Since the recent lock-downs, social distancing and other remote measures that have been implemented, people have been affected by it in various ways: anxiety, fear, grief, loss, even anger and irritability.
For some, anxiety and fear comes up along with many difficult questions: “What will I do, now that I’ve been indefinitely laid off?” “How will I support myself and/or my family?” “When will it end?” “When can I go back to work?” “What if I get it, what will my family do?” “And what about my aging mother who is in a care facility?” All of these questions come out of a natural and very human fear of not knowing what the future will bring. Anxiety and fear arise because of a potential threat and because one is uncertain. These are common and expected human experiences at times like these.
A number of people have expressed their feelings of grief and loss. Whether it is grief and loss over a job and/or social interaction, social contact or more profoundly grief and loss over a loved one, it is still a loss. Perhaps we are trying to reconcile ourselves to not being able to celebrate milestones like graduation, special events and normal routines.

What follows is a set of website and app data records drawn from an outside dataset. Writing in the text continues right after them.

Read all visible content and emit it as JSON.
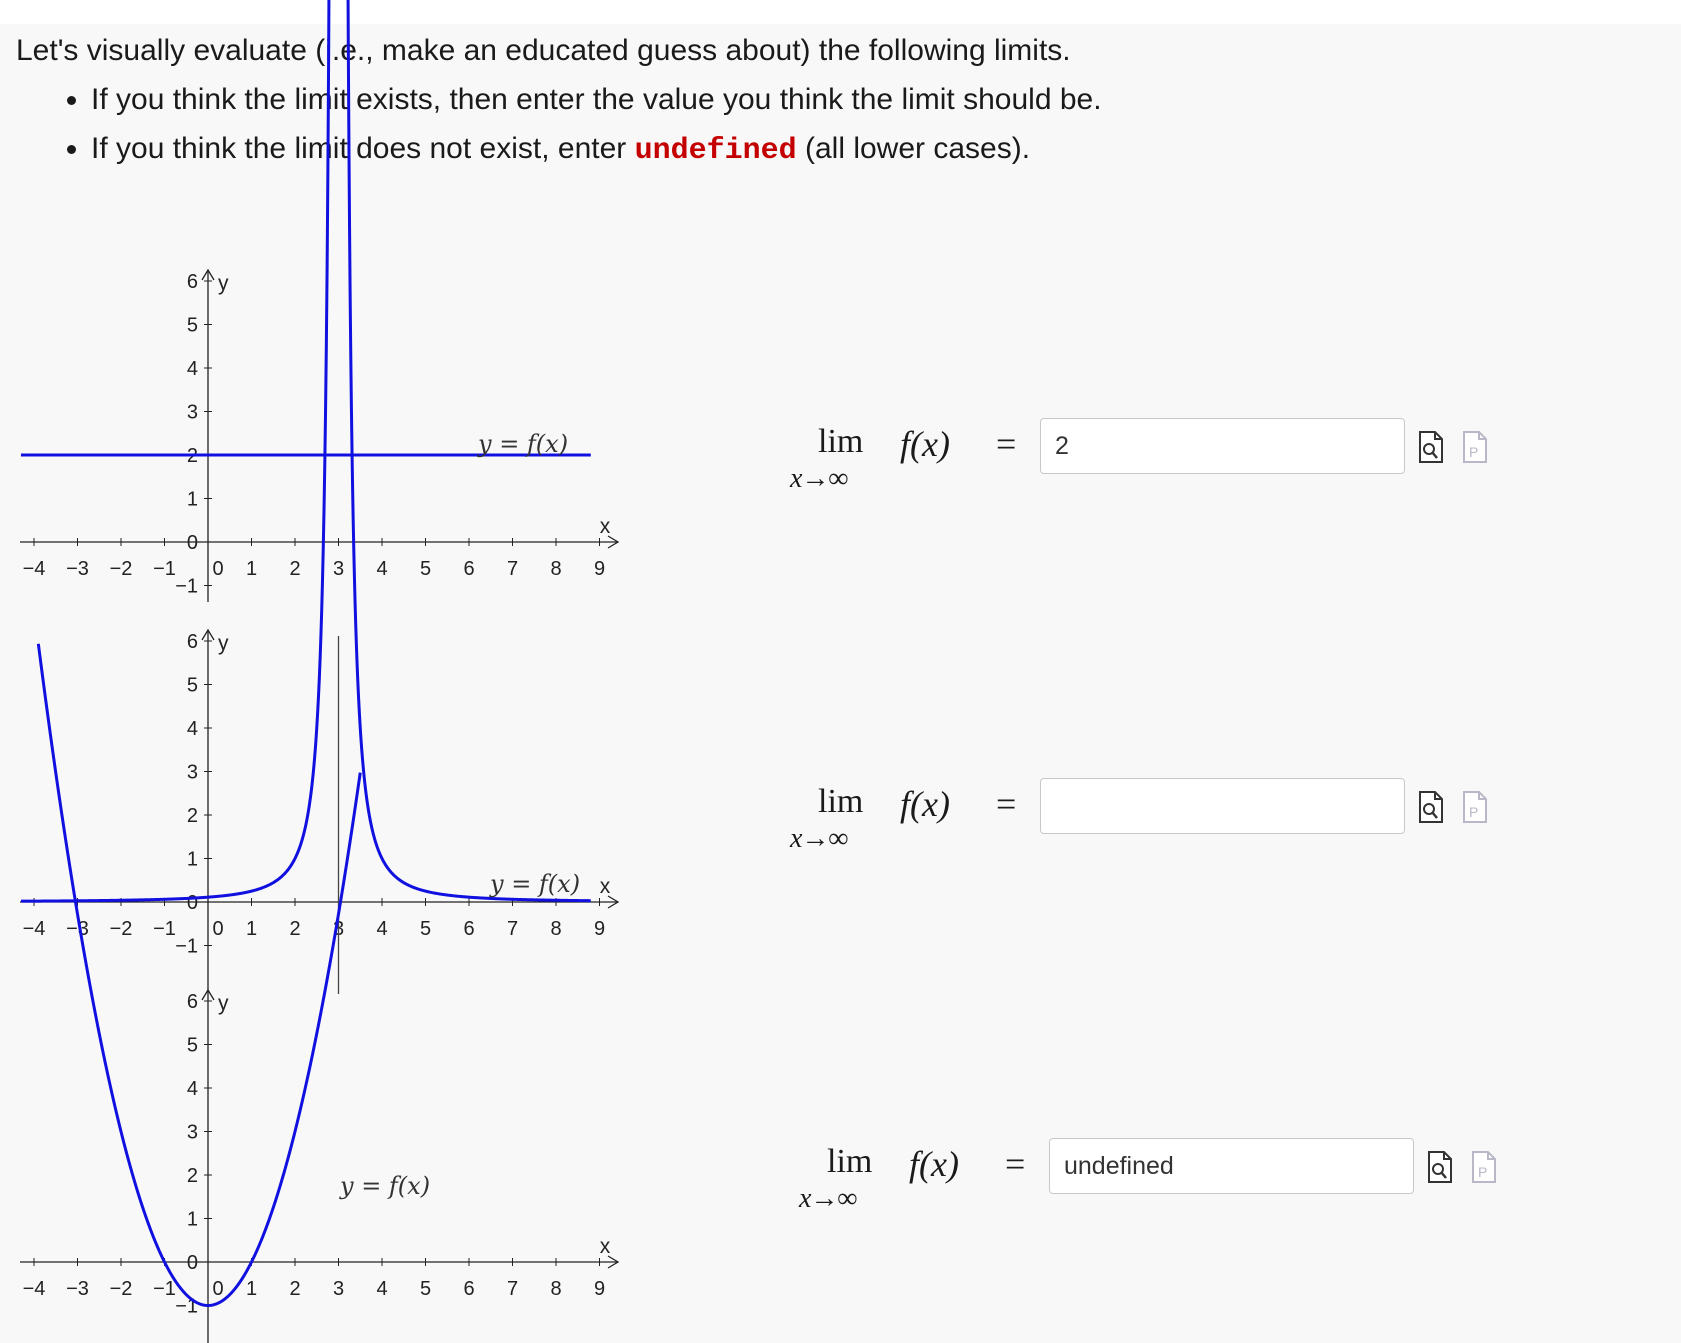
{
  "intro": {
    "line1": "Let's visually evaluate (i.e., make an educated guess about) the following limits.",
    "bullet1": "If you think the limit exists, then enter the value you think the limit should be.",
    "bullet2_pre": "If you think the limit does not exist, enter ",
    "bullet2_code": "undefined",
    "bullet2_post": " (all lower cases)."
  },
  "axes": {
    "x_ticks": [
      "-4",
      "-3",
      "-2",
      "-1",
      "0",
      "1",
      "2",
      "3",
      "4",
      "5",
      "6",
      "7",
      "8",
      "9"
    ],
    "y_ticks": [
      "-1",
      "0",
      "1",
      "2",
      "3",
      "4",
      "5",
      "6"
    ],
    "x_label": "x",
    "y_label": "y"
  },
  "problems": [
    {
      "curve_label": "y = f(x)",
      "limit_word": "lim",
      "limit_sub": "x→∞",
      "expression": "f(x)",
      "equals": "=",
      "answer_value": "2",
      "graph": {
        "type": "constant",
        "value": 2
      }
    },
    {
      "curve_label": "y = f(x)",
      "limit_word": "lim",
      "limit_sub": "x→∞",
      "expression": "f(x)",
      "equals": "=",
      "answer_value": "",
      "graph": {
        "type": "vertical_asymptote",
        "asymptote_x": 3
      }
    },
    {
      "curve_label": "y = f(x)",
      "limit_word": "lim",
      "limit_sub": "x→∞",
      "expression": "f(x)",
      "equals": "=",
      "answer_value": "undefined",
      "graph": {
        "type": "parabola",
        "vertex": [
          0,
          -1
        ],
        "roots": [
          -1,
          1
        ]
      }
    }
  ],
  "colors": {
    "curve": "#1010e0",
    "code": "#c40000",
    "axis": "#222222"
  },
  "icons": [
    "preview-icon",
    "pdf-icon"
  ]
}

Also, grief and loss over a loved one due to a death — whether due to the coronavirus or some other cause — is a profound emotional loss.
Some of the elements of loss can include: shock, denial, anger, bargaining/negotiation, and acknowledgement or acceptance or reconciliation. Some people have expressed grief and loss with their job. They were in shock: “Am I really not to go into work tomorrow?” Denial: “Surely this will only last a week”, Anger: “This is so unfair! I am not sick!” Again in this case, the person who has just lost (temporarily) their job is feeling the stages of loss. Another example of loss is the loss of social interaction as a result of social distancing: being at home, feeling quarantined at home with little possibility of connecting with regular social contacts. If you have lost your job, you may also have lost some of what gets you going in the morning, your “reason for being”. You get up in the morning, you go to work, you contribute. When that is gone you feel a loss, just as surely as you feel a loss not being around your coworkers.
However, a few people have also experienced this directly as a result of the virus. For example, if a loved one has died (due to the virus or some other cause), the other grieving family members are allotted little time in the hospital to say goodbye or even not at all. Or the grieving family members are restricted with regards to travel or are not permitted inside a facility for reasons of social distancing. This can obviously create feelings of understandable anger: “Why cannot I not travel across (or outside) the country? How is this fair?” or “They only gave us 30 minutes to say goodbye and even then it was behind a barrier!” Once again, if the feelings of anger are acknowledged rather than pushed away, it will help to lessen the feelings of anger and loss and helplessness.
So taking that one simple moment to breathe and stopping to ask yourself: “What am I feeling right now?” can help … help you to carry on and bear the difficulty. It may not change the current situation. The limitations of the current situation we are all currently facing may not change, but by recognizing what you are experiencing in the moment, it can help to navigate through it.
But what else can you do to help you if you are mourning the loss of a loved one and are perhaps isolated from them? What are some practical things you can do? Some suggestions:
- Write down what you would like to say to the person you have just lost. Share feelings, thoughts, memories and anything you like.
- Sit with others and reminisce about memories of that particular person — what you remembered about that person that was good, what you remembered about that person that was not so good. Sharing our feelings with caring family or friends can bring much needed support.
- Get creative with a ritual to honor that person. If you have a faith orientation or other traditions, look to your spiritual leader/director to help you with this. Perhaps pick a quiet time, light a candle, say a prayer, tell the person, silently in your thoughts (or aloud if you are comfortable) how much you miss them and what they meant to you.
- Finally, create a memorial of some sort. Just as you may have sat with others reminiscing about the past history of the loved one you have lost, so you can take those memories: photographs, stories, mementos or souvenirs and then compile them into a sort of history book/personal album which will allow you to revisit this person when you want. In this capacity, when you make such an album, it is like a celebration of the person’s life and they never leave you.
It is important to remember that loss effects all of us at some time and that we are unique and personal in our grieving. Finally, loss can also be felt saying goodbye to a dearly loved pet, an important missed milestone event or the separation from our work and livelihood.
If you would like to talk to one of your EFAP counsellors about grief and loss or anything else please contact our office to schedule video and telephone counselling sessions. Take care and stay safe.
“Virtual Mental Health Supports During COVID-19”